The Rays joke and kid and carry on about their penchant for always making things so difficult on themselves. Well, they've done it again, losing 7-4 to the Red Sox on Saturday to fall behind two games to none in the best-of-five American League Division Series, putting their season, for the fourth time in a week, on the brink. But from the way these games have gone, it's no laughing matter.
Starter David Price failed once more on the postseason stage. Their defense was uncharacteristically sloppy for a second straight game. And clutch hits have again disappeared, as they killed three rallies with double plays and left seven men on.
"We definitively haven't made things easy on ourselves, and we're not in a good position right now," second baseman Ben Zobrist said. "We've got our backs against the wall, and we've done all right this past week with that situation, so we've got to try to do it again."
History is not encouraging, as only one of the past 24 teams to fall behind 0-2 in a division series, the 2012 Giants, came back to win. Also, the Sox have won 14 of the 21 games between the teams this season.
But as the Rays trudged out of Fenway Park to head home after their extended and exhausting road trip, making hopeful comments to the clubhouse staff about seeing them Thursday for Game 5, they claimed there was inspiration in their recent past.
They made it through three must-win games to get to Boston, so why can't they string together three more to get past them?
"We're not down," Price insisted. "We've been playing 'Game 7s' for the last three games before we came here. Our last game in Toronto was a Game 7, our game in Texas was a Game 7, our game in Cleveland was a Game 7. So this is nothing that we're not used to."
The series resumes Monday at sold-out Tropicana Field, the Rays having sturdy Alex Cobb on the mound facing Clay Buchholz. And the tilted roof will never look so inviting after what the Rays went through for two days here, breaks going against them, balls dropping in and bouncing off walls and past fielders, the Red Sox seemingly taking advantage of every miscue.
"I think we got out-Fenwayed," manager Joe Maddon said.
Price felt that was part of his problem, along with some bloop hits. But, in what could be his last game as a Ray pending a potential finances-driven offseason trade, he had other issues, allowing seven runs on nine hits, including a pair of home runs by David Ortiz, and a career-most six hits to lefty batters, over seven innings. In four postseason starts, he is now 0-4, 5.81.
"Absolutely, I'm disappointed," Price said. "It stinks, especially in the postseason when you want to go out there and pitch your best. You're as good as your last game, and (Saturday night) I wasn't very good."
He didn't get much help, the Rays picking up where they left off Friday, with more defensive mistakes and missed plays.
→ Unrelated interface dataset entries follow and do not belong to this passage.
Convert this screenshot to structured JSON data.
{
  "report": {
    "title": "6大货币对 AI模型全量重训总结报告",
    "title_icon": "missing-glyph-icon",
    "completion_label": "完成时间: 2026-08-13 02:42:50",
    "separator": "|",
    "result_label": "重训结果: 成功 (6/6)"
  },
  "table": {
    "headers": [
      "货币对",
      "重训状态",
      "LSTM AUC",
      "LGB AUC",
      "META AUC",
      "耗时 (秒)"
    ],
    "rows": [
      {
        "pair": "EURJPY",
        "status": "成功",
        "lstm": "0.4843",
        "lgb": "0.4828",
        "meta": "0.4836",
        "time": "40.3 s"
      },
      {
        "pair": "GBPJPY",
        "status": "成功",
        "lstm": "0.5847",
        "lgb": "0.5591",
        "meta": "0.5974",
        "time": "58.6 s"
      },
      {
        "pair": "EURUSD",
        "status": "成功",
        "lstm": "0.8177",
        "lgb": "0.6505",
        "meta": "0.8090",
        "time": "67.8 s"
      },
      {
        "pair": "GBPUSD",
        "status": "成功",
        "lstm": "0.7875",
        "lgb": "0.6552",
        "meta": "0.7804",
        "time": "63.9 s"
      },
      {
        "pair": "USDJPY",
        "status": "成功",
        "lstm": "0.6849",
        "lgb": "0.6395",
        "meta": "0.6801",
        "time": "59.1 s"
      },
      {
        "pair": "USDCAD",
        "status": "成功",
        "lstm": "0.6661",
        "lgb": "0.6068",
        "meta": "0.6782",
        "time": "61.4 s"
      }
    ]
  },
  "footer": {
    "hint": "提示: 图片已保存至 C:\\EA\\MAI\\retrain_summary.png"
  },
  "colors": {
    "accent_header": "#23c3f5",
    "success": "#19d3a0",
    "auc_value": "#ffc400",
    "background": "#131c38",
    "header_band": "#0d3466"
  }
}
An errant throw by catcher Jose Molina in the first led to the Red Sox's first run. Zobrist twice failed to turn double plays that also led to runs, once when Shane Victorino slid in hard to take him out, the second time when he got a late feed from third baseman Evan Longoria, who appeared to double-clutch, and never got a grip on the ball, Zobrist launching a throw that actually hit the Red Sox dugout wall. And leftfielder David DeJesus made that worse when he couldn't make a catch against the Green Monster and the ball caromed away.
"At least they're not mental mistakes; you're going to make physical errors," Longoria said. "Obviously you don't want to make them now. This is the time where you want to play a perfect game defensively."
Even more so given the lack of offense. After falling behind 2-0 in the first, the Rays would get close, and had some chances to get even, but failed, going 2-for-8 with runners in scoring position.
"That's been our problem," Maddon said. "We've been unable to score with runners in scoring position. We get runners out there all the time like we did again. Double plays hurt us again. Overall, we were not able to break through with the clutch hit vs. these guys."
So now they're back to where they were, having to win a game or have their season end, then do it two more times.
In other words, they're once again not making things very easy on themselves.
"This," Maddon said, "is totally within our purview when it comes to that kind of stuff."
Marc Topkin can be reached at email@example.com. Follow him on Twitter at @TBTimes_Rays.